──────── DATA SECTION ────────
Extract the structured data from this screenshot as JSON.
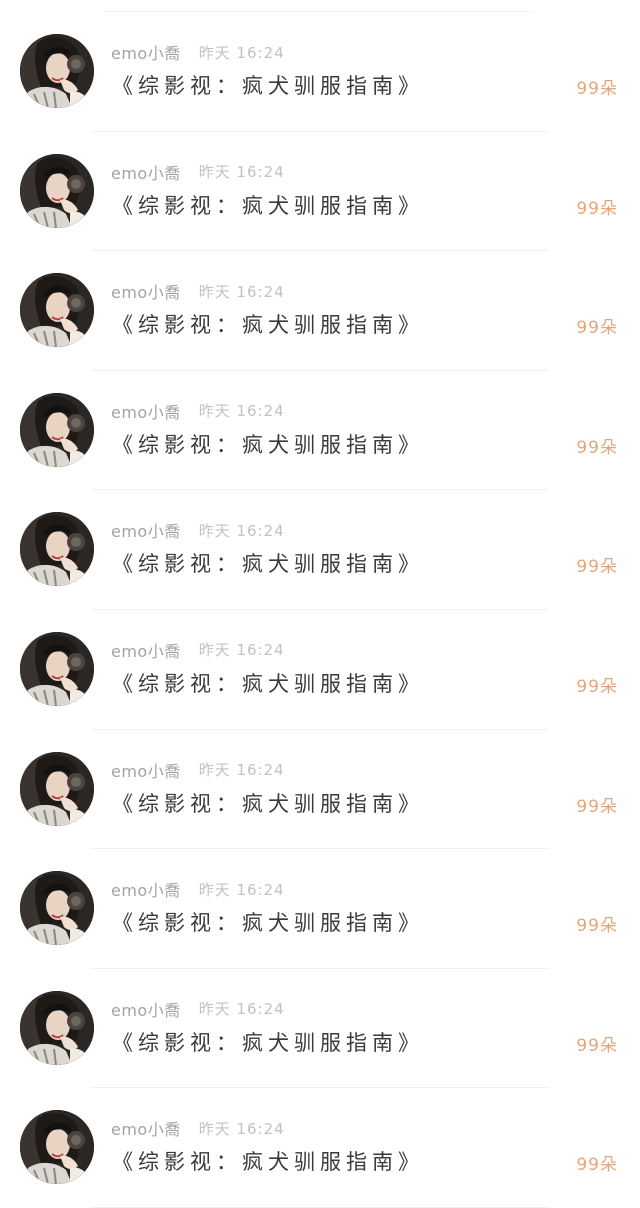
{
  "feed": {
    "items": [
      {
        "username": "emo小喬",
        "time": "昨天 16:24",
        "title": "《综影视：疯犬驯服指南》",
        "count": "99朵"
      },
      {
        "username": "emo小喬",
        "time": "昨天 16:24",
        "title": "《综影视：疯犬驯服指南》",
        "count": "99朵"
      },
      {
        "username": "emo小喬",
        "time": "昨天 16:24",
        "title": "《综影视：疯犬驯服指南》",
        "count": "99朵"
      },
      {
        "username": "emo小喬",
        "time": "昨天 16:24",
        "title": "《综影视：疯犬驯服指南》",
        "count": "99朵"
      },
      {
        "username": "emo小喬",
        "time": "昨天 16:24",
        "title": "《综影视：疯犬驯服指南》",
        "count": "99朵"
      },
      {
        "username": "emo小喬",
        "time": "昨天 16:24",
        "title": "《综影视：疯犬驯服指南》",
        "count": "99朵"
      },
      {
        "username": "emo小喬",
        "time": "昨天 16:24",
        "title": "《综影视：疯犬驯服指南》",
        "count": "99朵"
      },
      {
        "username": "emo小喬",
        "time": "昨天 16:24",
        "title": "《综影视：疯犬驯服指南》",
        "count": "99朵"
      },
      {
        "username": "emo小喬",
        "time": "昨天 16:24",
        "title": "《综影视：疯犬驯服指南》",
        "count": "99朵"
      },
      {
        "username": "emo小喬",
        "time": "昨天 16:24",
        "title": "《综影视：疯犬驯服指南》",
        "count": "99朵"
      }
    ]
  },
  "colors": {
    "username": "#a3a3a3",
    "time": "#c2c2c2",
    "title": "#3a3a3a",
    "count_accent": "#e6a678"
  }
}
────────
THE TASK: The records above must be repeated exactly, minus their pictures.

SOLUTION TO THE PROBLEM:
Extract the structured data from this screenshot as JSON.
{
  "feed": {
    "items": [
      {
        "username": "emo小喬",
        "time": "昨天 16:24",
        "title": "《综影视：疯犬驯服指南》",
        "count": "99朵"
      },
      {
        "username": "emo小喬",
        "time": "昨天 16:24",
        "title": "《综影视：疯犬驯服指南》",
        "count": "99朵"
      },
      {
        "username": "emo小喬",
        "time": "昨天 16:24",
        "title": "《综影视：疯犬驯服指南》",
        "count": "99朵"
      },
      {
        "username": "emo小喬",
        "time": "昨天 16:24",
        "title": "《综影视：疯犬驯服指南》",
        "count": "99朵"
      },
      {
        "username": "emo小喬",
        "time": "昨天 16:24",
        "title": "《综影视：疯犬驯服指南》",
        "count": "99朵"
      },
      {
        "username": "emo小喬",
        "time": "昨天 16:24",
        "title": "《综影视：疯犬驯服指南》",
        "count": "99朵"
      },
      {
        "username": "emo小喬",
        "time": "昨天 16:24",
        "title": "《综影视：疯犬驯服指南》",
        "count": "99朵"
      },
      {
        "username": "emo小喬",
        "time": "昨天 16:24",
        "title": "《综影视：疯犬驯服指南》",
        "count": "99朵"
      },
      {
        "username": "emo小喬",
        "time": "昨天 16:24",
        "title": "《综影视：疯犬驯服指南》",
        "count": "99朵"
      },
      {
        "username": "emo小喬",
        "time": "昨天 16:24",
        "title": "《综影视：疯犬驯服指南》",
        "count": "99朵"
      }
    ]
  },
  "colors": {
    "username": "#a3a3a3",
    "time": "#c2c2c2",
    "title": "#3a3a3a",
    "count_accent": "#e6a678"
  }
}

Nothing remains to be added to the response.